            Betty noticed it, though, and her expression was angry expression and her lips pursed she silently made Micah breakfast later that morning. Micah realized that he wasn’t scot-free with his behavior. Micah knew his mother wanted him to change – to settle down, to respect her and the Kingman family – but his hormones were swirling, his rebellion unabated.

            “Micah, I don’t know what you’re doing,” Greg said as he rubbed Micah’s back in their pre-bedtime ritual the next night, “but you’re freaking out Mom, Dad is barely able to hold his cool, and I’m trying to keep the peace. I don’t know how much longer I can do so.”

            “That’s okay, Greg. It’s not you. I… I just can’t seem to control what I’m doing. I like Amelia a lot, and the sex is a drug, but I don’t know where I’m going with my life – is it music, is it Endicott, is it something else? I guess until I figure it out, I can’t help but be a pain in the ass. Sorry. And thanks for sticking by me.”

* * * * *

            “Stan, it’s not working. Micah is letting his future slip away.” Betty and Stan were having coffee in the morning while all the kids were away from the house. “Actually, he’s letting his present get away.”

            “He’s still young, and he’ll adjust, I’m sure of it.”

            “But if he knocks up this girl, his music career is over.”

            “Like yours was?” Stan said with a trace of bitterness in his voice.

            “I didn’t mean it like that.”

            “Yes, you did.”

            “Stan, I’m happy with what I…we chose, believe me. Sure, every once in a while I think about what might have happened otherwise, but there was no guarantee that my piano career would go anywhere.
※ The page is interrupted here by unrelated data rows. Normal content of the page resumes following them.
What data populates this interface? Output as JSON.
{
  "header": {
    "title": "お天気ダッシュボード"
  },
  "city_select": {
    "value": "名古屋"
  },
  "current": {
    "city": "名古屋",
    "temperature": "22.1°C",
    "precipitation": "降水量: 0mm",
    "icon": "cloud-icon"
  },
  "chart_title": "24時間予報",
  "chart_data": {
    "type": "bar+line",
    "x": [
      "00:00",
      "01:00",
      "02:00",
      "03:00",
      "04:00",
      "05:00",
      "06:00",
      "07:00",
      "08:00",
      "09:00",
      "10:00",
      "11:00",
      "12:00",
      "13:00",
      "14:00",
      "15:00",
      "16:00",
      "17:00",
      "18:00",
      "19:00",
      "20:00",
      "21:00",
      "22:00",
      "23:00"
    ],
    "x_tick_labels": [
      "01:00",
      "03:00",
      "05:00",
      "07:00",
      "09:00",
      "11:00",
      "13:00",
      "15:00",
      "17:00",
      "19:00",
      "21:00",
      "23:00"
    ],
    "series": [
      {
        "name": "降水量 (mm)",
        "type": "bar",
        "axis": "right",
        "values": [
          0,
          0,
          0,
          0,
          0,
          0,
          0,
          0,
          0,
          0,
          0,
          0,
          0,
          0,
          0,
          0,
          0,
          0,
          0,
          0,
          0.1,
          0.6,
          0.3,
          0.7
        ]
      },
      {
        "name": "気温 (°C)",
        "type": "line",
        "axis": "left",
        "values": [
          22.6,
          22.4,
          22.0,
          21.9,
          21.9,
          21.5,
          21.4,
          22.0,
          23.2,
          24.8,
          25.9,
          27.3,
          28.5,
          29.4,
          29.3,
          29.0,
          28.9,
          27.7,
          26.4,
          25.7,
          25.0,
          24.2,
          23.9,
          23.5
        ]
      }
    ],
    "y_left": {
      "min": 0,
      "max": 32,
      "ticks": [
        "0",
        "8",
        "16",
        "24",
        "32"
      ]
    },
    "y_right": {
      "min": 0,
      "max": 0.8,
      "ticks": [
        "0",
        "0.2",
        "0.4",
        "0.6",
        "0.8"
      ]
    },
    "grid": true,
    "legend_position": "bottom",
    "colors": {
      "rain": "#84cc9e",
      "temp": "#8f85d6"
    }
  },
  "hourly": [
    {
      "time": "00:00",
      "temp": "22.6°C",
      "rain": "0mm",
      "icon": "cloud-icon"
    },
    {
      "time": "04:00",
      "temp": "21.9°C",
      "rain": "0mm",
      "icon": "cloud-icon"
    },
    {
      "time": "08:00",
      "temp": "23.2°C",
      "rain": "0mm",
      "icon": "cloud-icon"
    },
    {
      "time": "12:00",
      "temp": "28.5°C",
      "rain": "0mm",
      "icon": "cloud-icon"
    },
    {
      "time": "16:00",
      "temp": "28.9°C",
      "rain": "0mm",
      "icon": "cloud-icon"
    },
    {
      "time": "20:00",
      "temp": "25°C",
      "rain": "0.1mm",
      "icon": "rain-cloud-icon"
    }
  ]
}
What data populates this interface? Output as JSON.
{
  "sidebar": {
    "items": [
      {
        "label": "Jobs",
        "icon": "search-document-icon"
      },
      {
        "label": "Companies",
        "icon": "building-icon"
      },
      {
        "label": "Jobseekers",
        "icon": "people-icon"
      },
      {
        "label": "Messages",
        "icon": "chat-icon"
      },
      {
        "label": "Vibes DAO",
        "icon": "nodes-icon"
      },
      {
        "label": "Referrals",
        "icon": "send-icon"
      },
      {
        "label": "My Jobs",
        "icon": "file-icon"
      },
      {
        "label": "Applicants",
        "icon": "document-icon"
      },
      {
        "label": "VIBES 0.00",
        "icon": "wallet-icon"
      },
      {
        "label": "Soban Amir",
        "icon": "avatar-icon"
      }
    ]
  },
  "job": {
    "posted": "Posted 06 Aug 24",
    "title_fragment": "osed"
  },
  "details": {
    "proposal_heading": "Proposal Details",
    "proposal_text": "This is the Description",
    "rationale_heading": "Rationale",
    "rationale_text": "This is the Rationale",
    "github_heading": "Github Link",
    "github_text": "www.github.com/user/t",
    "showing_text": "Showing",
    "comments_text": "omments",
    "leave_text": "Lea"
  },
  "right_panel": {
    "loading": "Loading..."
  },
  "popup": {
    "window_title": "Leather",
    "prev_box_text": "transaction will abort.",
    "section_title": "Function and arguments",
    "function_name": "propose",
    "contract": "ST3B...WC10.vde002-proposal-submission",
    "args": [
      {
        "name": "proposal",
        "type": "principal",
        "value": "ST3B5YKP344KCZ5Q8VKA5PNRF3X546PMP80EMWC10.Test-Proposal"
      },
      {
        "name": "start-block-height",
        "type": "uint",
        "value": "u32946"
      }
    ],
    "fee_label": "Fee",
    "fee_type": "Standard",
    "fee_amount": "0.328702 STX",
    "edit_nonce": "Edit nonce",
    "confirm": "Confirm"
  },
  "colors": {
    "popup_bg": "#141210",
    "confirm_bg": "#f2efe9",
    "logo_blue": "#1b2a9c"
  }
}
The field is very competitive. I probably would have ended up teaching piano – which I do now.

            “Stan, I love you; I love our family. I’ve had a wonderful life here.” Betty kissed her husband, pulling him to her.

            “But Micah…” Betty sighed and took a sip of coffee. “He really can go farther than I ever could, and I will not let him undermine his future irretrievably – he needs time to come to his senses.” A look of determination ­– a look that Stan knew very well – was on her face.

            “So what are we going to do, Betty, if he takes up with the same crowd that he did?”

            “Let’s figure out some alternatives.”   

            A week later Betty was determined that the backup plan that she and Stan had worked out for Micah couldn’t come soon enough. Micah’s behavior around home hadn’t changed; in fact, he was rarely around home. 

            For only a few days after his wilderness trek, had he been more respectful, but his behavior began to drift back to what it had been pre-trek as he resumed associating with his old friends. She feared they were trouble.

Stan spoke with Micah about the drift in his behavior. Betty and Stan had made a two-week deadline to allow things to settle down. The next two weeks were trying for her. Micah’s behavior didn’t change, and something had to be done – a second time. She knew Micah would resist. She was aware that the family was at a crossroads.